Disability to some is always/only accompanied by images of some visible defect in body or action. The report says, "Negative imagery and language, stereotypes, and stigma-with deep historic roots-persist for people with disabilities around the world. Disability is generally equated with incapacity."
Breaking barriers includes changing/improving knowledge and attitudes as important environmental factors, affecting all areas of service provision and social life. Raising awareness and challenging negative attitudes are often the first steps towards creating more accessible environments for those with disabilities.
It is grievous to experience discrimination from people considered normal, but more tragic is the fact that those who are erecting or sustaining barriers against the disabled are themselves, at some point, going to become susceptible to some form of disability.
As an intellectual with a hidden disability, and an advocate for mental ill-health, I've found the greatest difficulty in getting others of equivalent intellectual capacity to be compassionate or act responsibly. I recall championing a programme to support autism, and it's in that circle I believe I was the most misunderstood-and mistreated, too. I'd look at the zeal which most of my staff, and senior colleagues exhibited in implementing a programme which I designed, while excluding me because I was "too difficult."
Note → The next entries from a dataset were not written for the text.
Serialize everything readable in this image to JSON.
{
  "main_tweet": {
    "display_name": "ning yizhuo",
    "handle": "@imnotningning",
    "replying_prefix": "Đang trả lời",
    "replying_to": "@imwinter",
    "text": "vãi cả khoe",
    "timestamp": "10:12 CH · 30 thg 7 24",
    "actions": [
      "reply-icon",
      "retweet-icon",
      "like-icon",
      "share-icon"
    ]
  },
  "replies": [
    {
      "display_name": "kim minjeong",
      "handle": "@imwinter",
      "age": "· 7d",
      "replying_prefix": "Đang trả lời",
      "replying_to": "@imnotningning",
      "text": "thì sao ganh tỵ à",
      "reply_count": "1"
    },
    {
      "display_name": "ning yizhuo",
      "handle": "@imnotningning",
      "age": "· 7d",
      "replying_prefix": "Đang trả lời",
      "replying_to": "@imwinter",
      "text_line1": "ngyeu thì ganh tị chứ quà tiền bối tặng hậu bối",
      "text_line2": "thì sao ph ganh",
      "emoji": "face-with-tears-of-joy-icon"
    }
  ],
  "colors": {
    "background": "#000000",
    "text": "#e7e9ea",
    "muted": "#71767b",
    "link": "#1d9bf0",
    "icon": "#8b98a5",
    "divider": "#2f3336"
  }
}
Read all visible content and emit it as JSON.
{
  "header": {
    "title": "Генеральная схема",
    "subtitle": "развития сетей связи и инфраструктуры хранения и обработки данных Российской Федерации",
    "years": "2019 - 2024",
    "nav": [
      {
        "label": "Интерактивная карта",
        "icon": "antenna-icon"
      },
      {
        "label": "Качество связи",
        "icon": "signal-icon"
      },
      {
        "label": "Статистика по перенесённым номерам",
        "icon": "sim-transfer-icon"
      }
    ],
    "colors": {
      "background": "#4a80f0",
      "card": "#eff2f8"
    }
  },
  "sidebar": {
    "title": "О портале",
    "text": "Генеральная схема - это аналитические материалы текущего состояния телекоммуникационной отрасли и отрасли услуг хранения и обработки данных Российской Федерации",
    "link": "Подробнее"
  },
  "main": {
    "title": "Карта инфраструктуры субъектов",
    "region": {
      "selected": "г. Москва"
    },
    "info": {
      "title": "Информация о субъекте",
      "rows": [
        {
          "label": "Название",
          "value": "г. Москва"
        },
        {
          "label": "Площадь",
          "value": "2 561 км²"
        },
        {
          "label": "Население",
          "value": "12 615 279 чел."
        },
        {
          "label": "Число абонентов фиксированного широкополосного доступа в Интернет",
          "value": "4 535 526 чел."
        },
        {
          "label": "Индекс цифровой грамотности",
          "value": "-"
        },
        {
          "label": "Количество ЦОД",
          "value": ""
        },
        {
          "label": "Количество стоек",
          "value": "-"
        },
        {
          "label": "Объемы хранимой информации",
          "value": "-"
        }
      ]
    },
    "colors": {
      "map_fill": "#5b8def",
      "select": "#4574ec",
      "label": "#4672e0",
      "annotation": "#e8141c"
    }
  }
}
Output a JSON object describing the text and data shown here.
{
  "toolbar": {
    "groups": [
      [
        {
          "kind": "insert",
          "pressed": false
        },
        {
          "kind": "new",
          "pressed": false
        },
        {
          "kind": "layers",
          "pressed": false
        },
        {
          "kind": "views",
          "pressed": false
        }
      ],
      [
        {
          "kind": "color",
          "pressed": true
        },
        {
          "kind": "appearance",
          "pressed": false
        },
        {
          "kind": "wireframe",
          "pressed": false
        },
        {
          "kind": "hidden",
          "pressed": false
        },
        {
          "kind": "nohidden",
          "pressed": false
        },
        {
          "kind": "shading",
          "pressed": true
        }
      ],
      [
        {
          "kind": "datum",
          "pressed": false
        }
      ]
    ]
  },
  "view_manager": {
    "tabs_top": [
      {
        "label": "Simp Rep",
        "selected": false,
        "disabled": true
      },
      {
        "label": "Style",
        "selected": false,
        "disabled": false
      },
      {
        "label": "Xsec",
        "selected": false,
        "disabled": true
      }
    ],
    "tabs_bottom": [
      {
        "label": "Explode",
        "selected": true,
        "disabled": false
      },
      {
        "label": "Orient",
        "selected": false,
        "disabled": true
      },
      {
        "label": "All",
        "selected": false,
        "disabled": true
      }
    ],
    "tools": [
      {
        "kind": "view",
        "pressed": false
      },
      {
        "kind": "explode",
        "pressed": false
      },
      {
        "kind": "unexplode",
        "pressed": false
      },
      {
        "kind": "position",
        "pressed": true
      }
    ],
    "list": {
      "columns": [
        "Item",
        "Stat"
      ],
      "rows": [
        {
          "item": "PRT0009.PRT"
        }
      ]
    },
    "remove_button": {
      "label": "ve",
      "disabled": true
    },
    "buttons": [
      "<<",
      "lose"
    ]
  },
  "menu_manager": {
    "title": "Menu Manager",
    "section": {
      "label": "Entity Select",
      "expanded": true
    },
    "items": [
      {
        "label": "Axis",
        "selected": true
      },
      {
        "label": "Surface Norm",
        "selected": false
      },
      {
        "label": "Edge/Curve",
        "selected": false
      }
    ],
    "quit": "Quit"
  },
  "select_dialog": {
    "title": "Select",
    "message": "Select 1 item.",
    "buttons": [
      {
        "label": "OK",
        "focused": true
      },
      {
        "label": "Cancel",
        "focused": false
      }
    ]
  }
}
It was a case of dismal ignorance of what portends in my disability, and ensuing discrimination and double standards from the selfsame ones who'd been recently enlisted in the cause of the disability that is autism. Who's mission is to enhance the quality of life for people with disabilities through efforts to raise awareness about the magnitude and consequences. I remain hopeful that all disabilities will find support with better education.